Events

Children Online During the COVID-19 Pandemic
Event Event

Children Online During the COVID-19 Pandemic

6 May 2020 - UNICEF Innocenti hosted its first Leading Minds Online event as part of a new series on Coronavirus and Children: What the Experts Say.
Inaugural UNICEF Innocenti Film Festival
Event Event

Inaugural UNICEF Innocenti Film Festival

27-29 October 2019 - Thirty two films from 28 countries were screened over three days, receiving enthusiastic reception from audiences. Apart from the diversity and quality of the film programme, a highlight of the festival was the panel discussions which featured dialogue between film directors and UNICEF child rights research experts.

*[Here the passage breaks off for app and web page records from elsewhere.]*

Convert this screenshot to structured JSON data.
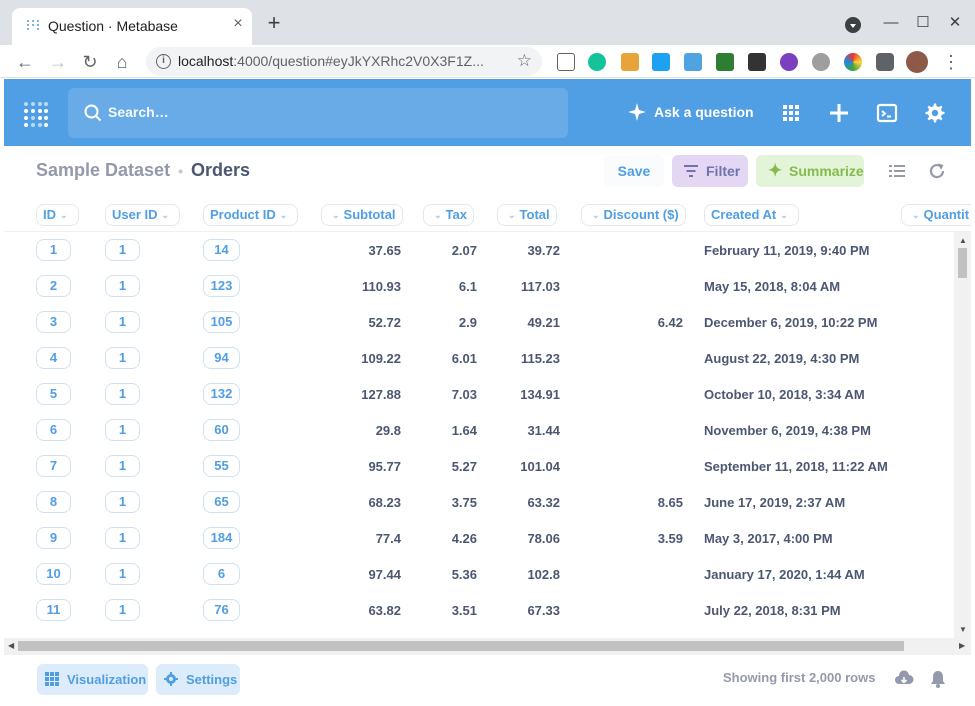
{
  "browser": {
    "tab_title": "Question · Metabase",
    "tab_close": "×",
    "new_tab": "+",
    "url_host": "localhost",
    "url_rest": ":4000/question#eyJkYXRhc2V0X3F1Z...",
    "controls": {
      "minimize": "—",
      "maximize": "☐",
      "close": "✕"
    }
  },
  "nav": {
    "search_placeholder": "Search…",
    "ask_label": "Ask a question"
  },
  "header": {
    "database": "Sample Dataset",
    "table": "Orders",
    "save_label": "Save",
    "filter_label": "Filter",
    "summarize_label": "Summarize"
  },
  "columns": [
    {
      "label": "ID"
    },
    {
      "label": "User ID"
    },
    {
      "label": "Product ID"
    },
    {
      "label": "Subtotal"
    },
    {
      "label": "Tax"
    },
    {
      "label": "Total"
    },
    {
      "label": "Discount ($)"
    },
    {
      "label": "Created At"
    },
    {
      "label": "Quantit"
    }
  ],
  "rows": [
    {
      "id": "1",
      "user_id": "1",
      "product_id": "14",
      "subtotal": "37.65",
      "tax": "2.07",
      "total": "39.72",
      "discount": "",
      "created_at": "February 11, 2019, 9:40 PM"
    },
    {
      "id": "2",
      "user_id": "1",
      "product_id": "123",
      "subtotal": "110.93",
      "tax": "6.1",
      "total": "117.03",
      "discount": "",
      "created_at": "May 15, 2018, 8:04 AM"
    },
    {
      "id": "3",
      "user_id": "1",
      "product_id": "105",
      "subtotal": "52.72",
      "tax": "2.9",
      "total": "49.21",
      "discount": "6.42",
      "created_at": "December 6, 2019, 10:22 PM"
    },
    {
      "id": "4",
      "user_id": "1",
      "product_id": "94",
      "subtotal": "109.22",
      "tax": "6.01",
      "total": "115.23",
      "discount": "",
      "created_at": "August 22, 2019, 4:30 PM"
    },
    {
      "id": "5",
      "user_id": "1",
      "product_id": "132",
      "subtotal": "127.88",
      "tax": "7.03",
      "total": "134.91",
      "discount": "",
      "created_at": "October 10, 2018, 3:34 AM"
    },
    {
      "id": "6",
      "user_id": "1",
      "product_id": "60",
      "subtotal": "29.8",
      "tax": "1.64",
      "total": "31.44",
      "discount": "",
      "created_at": "November 6, 2019, 4:38 PM"
    },
    {
      "id": "7",
      "user_id": "1",
      "product_id": "55",
      "subtotal": "95.77",
      "tax": "5.27",
      "total": "101.04",
      "discount": "",
      "created_at": "September 11, 2018, 11:22 AM"
    },
    {
      "id": "8",
      "user_id": "1",
      "product_id": "65",
      "subtotal": "68.23",
      "tax": "3.75",
      "total": "63.32",
      "discount": "8.65",
      "created_at": "June 17, 2019, 2:37 AM"
    },
    {
      "id": "9",
      "user_id": "1",
      "product_id": "184",
      "subtotal": "77.4",
      "tax": "4.26",
      "total": "78.06",
      "discount": "3.59",
      "created_at": "May 3, 2017, 4:00 PM"
    },
    {
      "id": "10",
      "user_id": "1",
      "product_id": "6",
      "subtotal": "97.44",
      "tax": "5.36",
      "total": "102.8",
      "discount": "",
      "created_at": "January 17, 2020, 1:44 AM"
    },
    {
      "id": "11",
      "user_id": "1",
      "product_id": "76",
      "subtotal": "63.82",
      "tax": "3.51",
      "total": "67.33",
      "discount": "",
      "created_at": "July 22, 2018, 8:31 PM"
    }
  ],
  "footer": {
    "visualization_label": "Visualization",
    "settings_label": "Settings",
    "row_count": "Showing first 2,000 rows"
  },
  "colors": {
    "brand": "#509ee3",
    "filter_bg": "#e3d7f3",
    "summarize_bg": "#e3f4d8",
    "text": "#4c5773"
  },
  "icons": [
    "metabase-logo-icon",
    "search-icon",
    "sparkle-icon",
    "grid-icon",
    "plus-icon",
    "sql-editor-icon",
    "gear-icon",
    "list-icon",
    "refresh-icon",
    "download-icon",
    "bell-icon"
  ]
}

Project team

Daniel Kardefelt Winther

UNICEF Innocenti

Marium Saeed

UNICEF Innocenti

Rogers Twesigye

UNICEF Innocenti

Partners

Videos

Conferences & Meetings

Conference on digital rights

Global Researchers on Child Internet Use Gather at Innocenti

Child Dignity in a digital world Congress at Vatican City

Council of Europe meeting on online child sexual abuse

Researching Children’s Rights Globally in the Digital Age

Tags

internet

Innocenti @ external events

South African Global Kids Online pilot study

Global Kids Online panel at WSIS Forum 2016

Blogs

Responding to screen time concerns: A children's rights approach

Zhang Haibo is taking children’s opinions about digital technology seriously

Challenges of parental responsibility in the digital age: a global perspective

Ethical considerations for research with children

The internet of opportunities: what children say

Evidence based policy making on child internet use in Latin America

Piloting a research toolkit on child internet use in rural South Africa

Why we need more research on children's use of the internet

Journal articles

Children as Internet users: how can evidence better inform policy debate?

Reports

Child Rights and Online Gaming: Opportunities & Challenges for Children and the Industry

What's new

Is there a ladder of children's online participation?

Global researchers on child internet use gather at Innocenti

‘Solutions Summit’ Highlights Need for Research to End Violence by 2030

Global Kids Online evidence spurs policy change in Argentina

Researchers and designers convene to create ‘designing for children’ guide

Philippines conducting national survey of child internet use

South Africa study on child internet use helps build global research partnership

External website

Global Kids Online